◆ WORK TO BE COMPLETED
A word-for-word restatement of all the records is the required answer.

:::::

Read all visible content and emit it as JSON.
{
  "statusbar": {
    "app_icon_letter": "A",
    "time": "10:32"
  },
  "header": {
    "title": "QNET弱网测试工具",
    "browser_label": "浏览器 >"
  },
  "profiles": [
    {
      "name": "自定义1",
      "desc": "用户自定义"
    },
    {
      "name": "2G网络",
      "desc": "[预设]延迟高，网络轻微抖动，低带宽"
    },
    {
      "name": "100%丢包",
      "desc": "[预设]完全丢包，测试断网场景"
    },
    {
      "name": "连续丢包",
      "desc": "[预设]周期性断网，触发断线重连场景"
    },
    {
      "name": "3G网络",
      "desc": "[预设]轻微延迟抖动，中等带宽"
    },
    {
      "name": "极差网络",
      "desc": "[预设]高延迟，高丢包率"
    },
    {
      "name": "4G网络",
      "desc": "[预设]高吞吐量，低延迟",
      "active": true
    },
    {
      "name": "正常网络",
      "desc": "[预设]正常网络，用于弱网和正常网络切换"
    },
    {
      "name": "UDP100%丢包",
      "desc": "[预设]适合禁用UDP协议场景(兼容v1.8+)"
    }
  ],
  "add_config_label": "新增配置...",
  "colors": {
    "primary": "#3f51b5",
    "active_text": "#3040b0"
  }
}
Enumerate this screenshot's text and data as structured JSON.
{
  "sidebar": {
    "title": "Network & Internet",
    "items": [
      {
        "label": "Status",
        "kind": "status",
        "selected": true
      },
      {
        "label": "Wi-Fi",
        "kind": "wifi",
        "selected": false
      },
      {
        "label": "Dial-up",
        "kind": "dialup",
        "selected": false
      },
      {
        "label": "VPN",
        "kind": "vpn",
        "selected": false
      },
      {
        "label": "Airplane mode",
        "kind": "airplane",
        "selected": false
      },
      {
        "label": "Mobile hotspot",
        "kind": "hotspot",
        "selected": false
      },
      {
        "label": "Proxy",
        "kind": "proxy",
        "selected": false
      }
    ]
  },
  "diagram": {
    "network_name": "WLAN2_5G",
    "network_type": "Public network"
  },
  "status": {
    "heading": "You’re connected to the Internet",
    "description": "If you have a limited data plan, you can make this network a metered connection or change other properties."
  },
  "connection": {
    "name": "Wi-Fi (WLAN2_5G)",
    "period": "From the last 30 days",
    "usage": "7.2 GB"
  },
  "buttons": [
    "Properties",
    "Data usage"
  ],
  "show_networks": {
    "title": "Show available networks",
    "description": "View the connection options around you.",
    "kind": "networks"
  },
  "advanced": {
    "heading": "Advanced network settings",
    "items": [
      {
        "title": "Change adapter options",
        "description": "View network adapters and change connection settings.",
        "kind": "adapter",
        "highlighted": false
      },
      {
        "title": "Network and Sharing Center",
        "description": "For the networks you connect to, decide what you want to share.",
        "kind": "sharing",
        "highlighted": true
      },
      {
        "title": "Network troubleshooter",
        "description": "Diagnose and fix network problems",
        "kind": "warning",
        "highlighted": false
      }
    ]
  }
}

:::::

◆ ANSWER SPACE
Read all visible content and emit it as JSON.
{
  "statusbar": {
    "app_icon_letter": "A",
    "time": "10:32"
  },
  "header": {
    "title": "QNET弱网测试工具",
    "browser_label": "浏览器 >"
  },
  "profiles": [
    {
      "name": "自定义1",
      "desc": "用户自定义"
    },
    {
      "name": "2G网络",
      "desc": "[预设]延迟高，网络轻微抖动，低带宽"
    },
    {
      "name": "100%丢包",
      "desc": "[预设]完全丢包，测试断网场景"
    },
    {
      "name": "连续丢包",
      "desc": "[预设]周期性断网，触发断线重连场景"
    },
    {
      "name": "3G网络",
      "desc": "[预设]轻微延迟抖动，中等带宽"
    },
    {
      "name": "极差网络",
      "desc": "[预设]高延迟，高丢包率"
    },
    {
      "name": "4G网络",
      "desc": "[预设]高吞吐量，低延迟",
      "active": true
    },
    {
      "name": "正常网络",
      "desc": "[预设]正常网络，用于弱网和正常网络切换"
    },
    {
      "name": "UDP100%丢包",
      "desc": "[预设]适合禁用UDP协议场景(兼容v1.8+)"
    }
  ],
  "add_config_label": "新增配置...",
  "colors": {
    "primary": "#3f51b5",
    "active_text": "#3040b0"
  }
}
Enumerate this screenshot's text and data as structured JSON.
{
  "sidebar": {
    "title": "Network & Internet",
    "items": [
      {
        "label": "Status",
        "kind": "status",
        "selected": true
      },
      {
        "label": "Wi-Fi",
        "kind": "wifi",
        "selected": false
      },
      {
        "label": "Dial-up",
        "kind": "dialup",
        "selected": false
      },
      {
        "label": "VPN",
        "kind": "vpn",
        "selected": false
      },
      {
        "label": "Airplane mode",
        "kind": "airplane",
        "selected": false
      },
      {
        "label": "Mobile hotspot",
        "kind": "hotspot",
        "selected": false
      },
      {
        "label": "Proxy",
        "kind": "proxy",
        "selected": false
      }
    ]
  },
  "diagram": {
    "network_name": "WLAN2_5G",
    "network_type": "Public network"
  },
  "status": {
    "heading": "You’re connected to the Internet",
    "description": "If you have a limited data plan, you can make this network a metered connection or change other properties."
  },
  "connection": {
    "name": "Wi-Fi (WLAN2_5G)",
    "period": "From the last 30 days",
    "usage": "7.2 GB"
  },
  "buttons": [
    "Properties",
    "Data usage"
  ],
  "show_networks": {
    "title": "Show available networks",
    "description": "View the connection options around you.",
    "kind": "networks"
  },
  "advanced": {
    "heading": "Advanced network settings",
    "items": [
      {
        "title": "Change adapter options",
        "description": "View network adapters and change connection settings.",
        "kind": "adapter",
        "highlighted": false
      },
      {
        "title": "Network and Sharing Center",
        "description": "For the networks you connect to, decide what you want to share.",
        "kind": "sharing",
        "highlighted": true
      },
      {
        "title": "Network troubleshooter",
        "description": "Diagnose and fix network problems",
        "kind": "warning",
        "highlighted": false
      }
    ]
  }
}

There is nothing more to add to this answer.